April 10th, 2014
April 1st, 2014
First, Chipotle warned of peak guacamole. Now, Major League Baseball is claiming that it may need to raise ticket prices across the board for the 2015 season because the cost of baseballs is expected to rise due to climate change. The warning came in a quarterly filing submitted to the Securities and Exchange Commission by MLB Commissioner Bud Selig. Read More
A Conspiracy Theory Researcher Falls Victim to Conspiracy Theories: Intimidated Journal to Retract Lewandowsky Paper
March 21st, 2014

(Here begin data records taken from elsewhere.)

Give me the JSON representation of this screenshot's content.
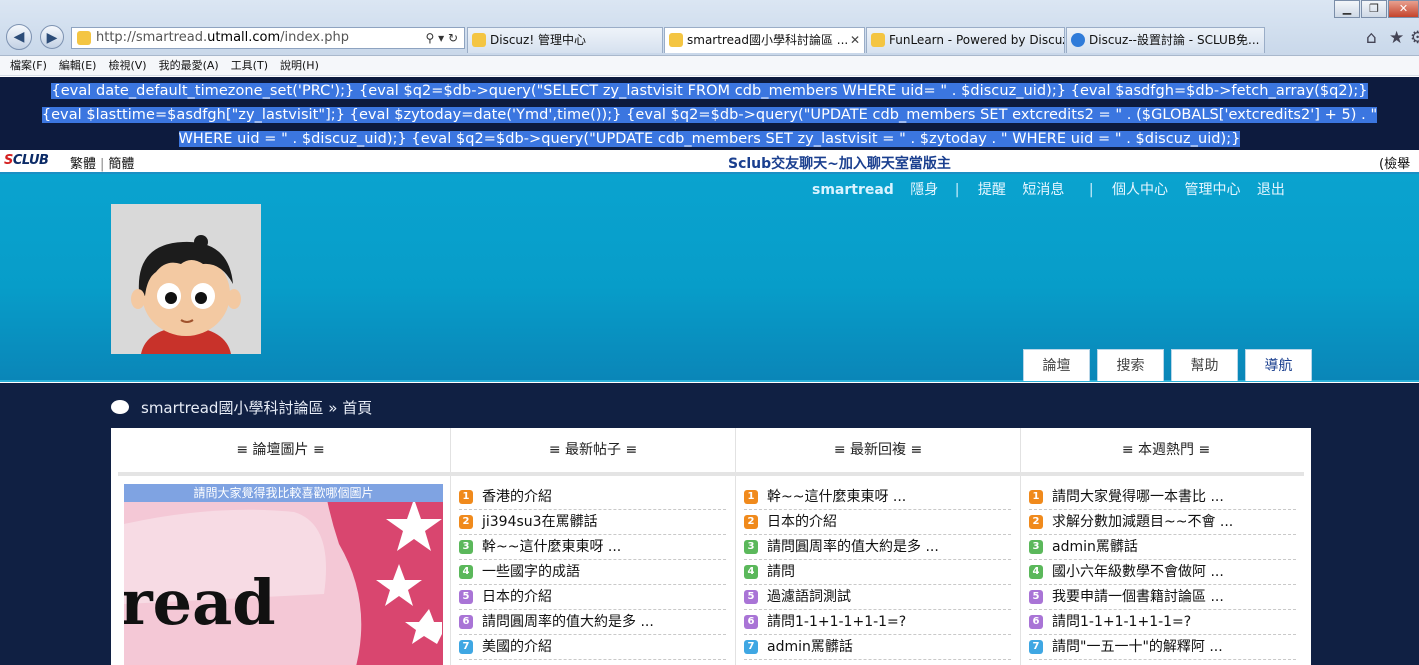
{
  "browser": {
    "url_prefix": "http://smartread.",
    "url_domain": "utmall.com",
    "url_suffix": "/index.php",
    "addr_tools": "⚲ ▾ ↻",
    "tabs": [
      {
        "title": "Discuz! 管理中心"
      },
      {
        "title": "smartread國小學科討論區 ..."
      },
      {
        "title": "FunLearn - Powered by Discuz!"
      },
      {
        "title": "Discuz--設置討論 - SCLUB免..."
      }
    ],
    "menu": [
      "檔案(F)",
      "編輯(E)",
      "檢視(V)",
      "我的最愛(A)",
      "工具(T)",
      "說明(H)"
    ]
  },
  "code_lines": [
    "{eval date_default_timezone_set('PRC');} {eval $q2=$db->query(\"SELECT zy_lastvisit FROM cdb_members WHERE uid= \" . $discuz_uid);} {eval $asdfgh=$db->fetch_array($q2);}",
    "{eval $lasttime=$asdfgh[\"zy_lastvisit\"];} {eval $zytoday=date('Ymd',time());} {eval $q2=$db->query(\"UPDATE cdb_members SET extcredits2 = \" . ($GLOBALS['extcredits2'] + 5) . \"",
    "WHERE uid = \" . $discuz_uid);} {eval $q2=$db->query(\"UPDATE cdb_members SET zy_lastvisit = \" . $zytoday . \" WHERE uid = \" . $discuz_uid);}"
  ],
  "sclub": {
    "logo_a": "S",
    "logo_b": "CLUB",
    "lang_trad": "繁體",
    "lang_simp": "簡體",
    "center": "Sclub交友聊天~加入聊天室當版主",
    "right": "(檢舉"
  },
  "user_nav": {
    "username": "smartread",
    "invisible": "隱身",
    "remind": "提醒",
    "pm": "短消息",
    "usercp": "個人中心",
    "admincp": "管理中心",
    "logout": "退出"
  },
  "nav_tabs": [
    "論壇",
    "搜索",
    "幫助",
    "導航"
  ],
  "breadcrumb": {
    "forum": "smartread國小學科討論區",
    "sep": "»",
    "home": "首頁"
  },
  "columns": {
    "pictures": "≡ 論壇圖片 ≡",
    "latest_threads": "≡ 最新帖子 ≡",
    "latest_replies": "≡ 最新回複 ≡",
    "hot_week": "≡ 本週熱門 ≡"
  },
  "picture": {
    "caption": "請問大家覺得我比較喜歡哪個圖片",
    "word": "read"
  },
  "latest_threads": [
    "香港的介紹",
    "ji394su3在罵髒話",
    "幹~~這什麼東東呀 ...",
    "一些國字的成語",
    "日本的介紹",
    "請問圓周率的值大約是多 ...",
    "美國的介紹"
  ],
  "latest_replies": [
    "幹~~這什麼東東呀 ...",
    "日本的介紹",
    "請問圓周率的值大約是多 ...",
    "請問",
    "過濾語詞測試",
    "請問1-1+1-1+1-1=?",
    "admin罵髒話"
  ],
  "hot_week": [
    "請問大家覺得哪一本書比 ...",
    "求解分數加減題目~~不會 ...",
    "admin罵髒話",
    "國小六年級數學不會做阿 ...",
    "我要申請一個書籍討論區 ...",
    "請問1-1+1-1+1-1=?",
    "請問\"一五一十\"的解釋阿 ..."
  ],
  "list_numbers": [
    "1",
    "2",
    "3",
    "4",
    "5",
    "6",
    "7"
  ]
}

A social science journal will soon retract a paper not because the research is flawed but because the journal fears being exposed to legal risks under antiquated (and since corrected) British libel law, according to Desmogblog and the paper’s lead author. Such a retraction would reflect badly on the journal and may set a terrible precedent. Papers should be withdrawn based on significant concerns with the quality of the research, not based on threats.

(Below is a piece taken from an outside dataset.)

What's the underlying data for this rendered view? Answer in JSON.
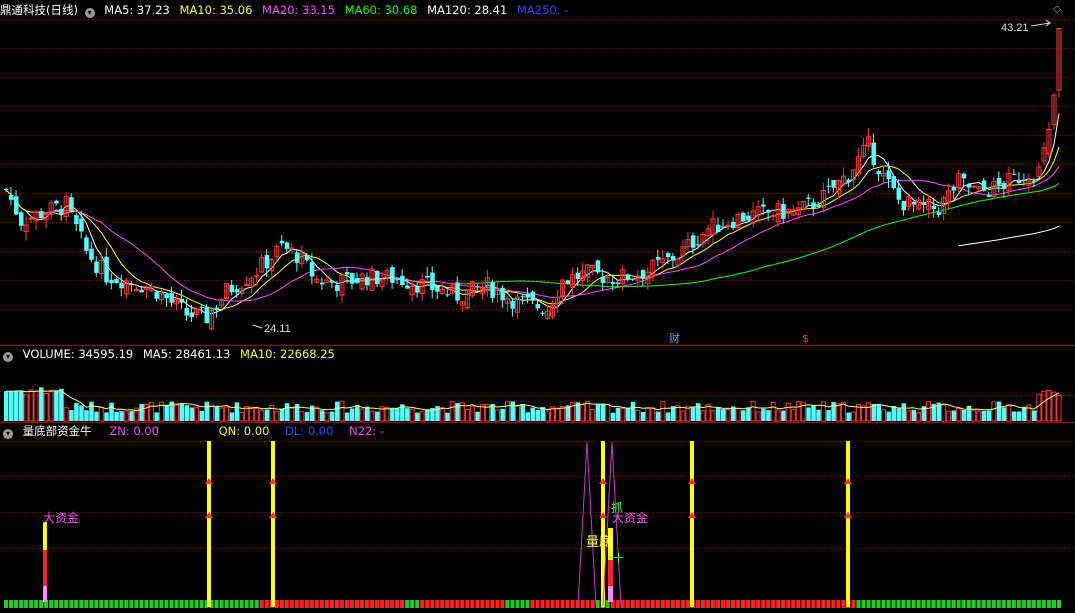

February 14th, 2014
In recent years, many Canadians have become more and more concerned about political interference in the work of Canadian government scientists, and a new report from PIPSC, the employee union that represents many of these scientists, provides little comfort that the situation will improve anytime soon. UCS has developed an open letter that allows non-Canadian scientists to show support for their Canadian government peers. You can read the letter and sign it here. Read More
February 7th, 2014
Yesterday, Public Employees for Environmental Responsibility (PEER) released the partially-redacted results of two investigations into the conduct of U.S. Fish and Wildlife Service (FWS) managers, which found significant violations of scientific integrity. The cases raise questions not only as to how scientific integrity investigations will be carried out and publicly reported by the Department of Interior, but also how the violators and those who report the violations will be treated. Read More
January 27th, 2014
Prediction: this is going to be a pretty neat week for high-school student Joey Hudy. The young inventor will be one of at least six great Americans who will be sitting in the First Lady’s box during President Obama’s State of the Union address on Tuesday. Hudy first made headlines two years ago at the White House Science Fair, where the president took personal interest in Hudy’s marshmallow cannon. Read More
January 24th, 2014
UPDATE: See responses below from CDC and EPA officials.
This morning, two dozen West Virginia scientists wrote to the CDC and EPA to urge the two agencies to give more freedom to their scientists to communicate with the press and public, especially during emergencies like the ongoing water contamination crisis affecting hundreds of thousands of West Virginians. Read More
January 13th, 2014
Most scientists who work for the government love doing so. They develop connections with others who share their dedication to public service, and see the immediate impact of their work reflected in real-world policies that protect public health and safety or the environment. But sometimes, politics gets in the way of their full participation in the scientific enterprise, wasting taxpayer dollars invested in the researchers themselves and jeopardizing the ability of the government to attract top scientific talent. Read More
January 9th, 2014
Emblazoned on the facade of the Virginia State Library, and steps from the commonwealth’s capitol and Supreme Court are the following words of the state’s most prominent former resident, Thomas Jefferson: “Reason and free inquiry are the only effectual agents against error. They are the natural enemies of error and of error only.” This was the setting for the second trip in as many years by the University of Virginia and climate scientist Dr. Michael Mann to the commonwealth’s highest court. Read More
Preview of Thursday’s VA Supreme Court Hearing: University of Virginia v. American Tradition Institute
January 7th, 2014
UPDATE: I have now posted a recap of the January 9 hearing.
On Thursday, the Virginia Supreme Court will hear oral arguments in the American Tradition Institute’s lawsuit seeking the private correspondence of climate scientist Michael Mann and dozens of other scientists. UCS and several other scientific and educational organizations argue that granting this access would damage scientists’ ability to communicate frankly and openly with their peers, and to explore new ideas free from harassment. Read More